Look through the material for lines with the word "kind", and copy each one.

* * *

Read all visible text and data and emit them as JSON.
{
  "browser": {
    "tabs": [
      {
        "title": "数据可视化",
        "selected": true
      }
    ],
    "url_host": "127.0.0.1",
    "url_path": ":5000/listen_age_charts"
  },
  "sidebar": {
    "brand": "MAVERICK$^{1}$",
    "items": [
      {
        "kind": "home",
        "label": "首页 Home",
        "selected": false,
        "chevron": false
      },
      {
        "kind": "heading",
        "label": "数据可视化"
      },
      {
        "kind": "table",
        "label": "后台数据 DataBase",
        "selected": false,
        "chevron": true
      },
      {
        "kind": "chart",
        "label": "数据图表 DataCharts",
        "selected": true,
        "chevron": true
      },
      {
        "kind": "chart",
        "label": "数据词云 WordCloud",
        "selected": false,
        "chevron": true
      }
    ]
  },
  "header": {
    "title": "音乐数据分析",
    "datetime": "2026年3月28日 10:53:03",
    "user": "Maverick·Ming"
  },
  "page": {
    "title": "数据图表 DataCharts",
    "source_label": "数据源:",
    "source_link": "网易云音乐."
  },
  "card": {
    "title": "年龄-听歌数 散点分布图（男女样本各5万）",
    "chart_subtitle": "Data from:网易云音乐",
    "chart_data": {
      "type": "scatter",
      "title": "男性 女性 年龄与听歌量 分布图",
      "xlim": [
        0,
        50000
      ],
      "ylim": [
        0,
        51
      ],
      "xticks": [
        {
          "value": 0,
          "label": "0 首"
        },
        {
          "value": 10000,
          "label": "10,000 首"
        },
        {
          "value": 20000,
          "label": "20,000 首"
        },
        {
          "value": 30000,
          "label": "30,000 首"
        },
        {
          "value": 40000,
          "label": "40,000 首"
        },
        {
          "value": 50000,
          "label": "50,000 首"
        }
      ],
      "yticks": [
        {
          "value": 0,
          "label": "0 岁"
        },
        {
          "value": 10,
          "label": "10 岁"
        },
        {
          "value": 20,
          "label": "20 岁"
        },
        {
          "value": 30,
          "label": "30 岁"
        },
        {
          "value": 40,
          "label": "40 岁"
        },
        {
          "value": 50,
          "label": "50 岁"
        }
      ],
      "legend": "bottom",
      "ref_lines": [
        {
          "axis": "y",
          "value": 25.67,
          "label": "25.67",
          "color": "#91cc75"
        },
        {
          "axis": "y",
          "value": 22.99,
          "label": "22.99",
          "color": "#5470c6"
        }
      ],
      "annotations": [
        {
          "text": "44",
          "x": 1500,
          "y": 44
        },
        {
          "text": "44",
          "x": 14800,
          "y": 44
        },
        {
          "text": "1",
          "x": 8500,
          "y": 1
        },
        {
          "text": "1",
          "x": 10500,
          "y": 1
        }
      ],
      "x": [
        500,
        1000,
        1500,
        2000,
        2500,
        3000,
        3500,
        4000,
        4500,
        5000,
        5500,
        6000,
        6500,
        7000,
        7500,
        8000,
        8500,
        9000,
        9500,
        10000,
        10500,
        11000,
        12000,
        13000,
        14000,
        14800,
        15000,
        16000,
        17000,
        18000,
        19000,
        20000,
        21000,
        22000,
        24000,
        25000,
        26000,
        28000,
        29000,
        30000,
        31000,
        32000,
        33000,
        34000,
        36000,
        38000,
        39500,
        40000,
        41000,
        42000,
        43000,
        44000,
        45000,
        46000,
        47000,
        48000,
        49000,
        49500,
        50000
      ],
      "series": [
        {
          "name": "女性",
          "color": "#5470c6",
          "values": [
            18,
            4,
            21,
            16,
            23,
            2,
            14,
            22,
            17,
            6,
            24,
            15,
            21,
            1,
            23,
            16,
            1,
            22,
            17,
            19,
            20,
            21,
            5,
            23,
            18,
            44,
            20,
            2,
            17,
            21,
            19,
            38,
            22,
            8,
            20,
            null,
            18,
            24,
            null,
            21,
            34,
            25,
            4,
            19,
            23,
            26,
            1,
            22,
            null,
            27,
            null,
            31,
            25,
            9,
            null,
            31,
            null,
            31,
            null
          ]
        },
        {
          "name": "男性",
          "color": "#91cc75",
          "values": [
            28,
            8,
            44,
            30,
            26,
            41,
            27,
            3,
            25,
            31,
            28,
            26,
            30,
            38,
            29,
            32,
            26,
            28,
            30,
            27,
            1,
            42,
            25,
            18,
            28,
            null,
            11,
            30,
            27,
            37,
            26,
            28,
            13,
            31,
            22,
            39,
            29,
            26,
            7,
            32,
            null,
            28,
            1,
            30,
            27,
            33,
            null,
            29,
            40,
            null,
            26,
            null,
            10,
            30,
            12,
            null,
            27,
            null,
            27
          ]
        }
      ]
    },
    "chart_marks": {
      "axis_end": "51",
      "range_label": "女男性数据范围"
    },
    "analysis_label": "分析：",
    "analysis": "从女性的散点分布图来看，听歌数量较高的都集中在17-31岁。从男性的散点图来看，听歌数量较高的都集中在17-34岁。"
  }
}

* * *

Solution to this exercise:
        "kind": "home",
        "kind": "heading",
        "kind": "table",
        "kind": "chart",
        "kind": "chart",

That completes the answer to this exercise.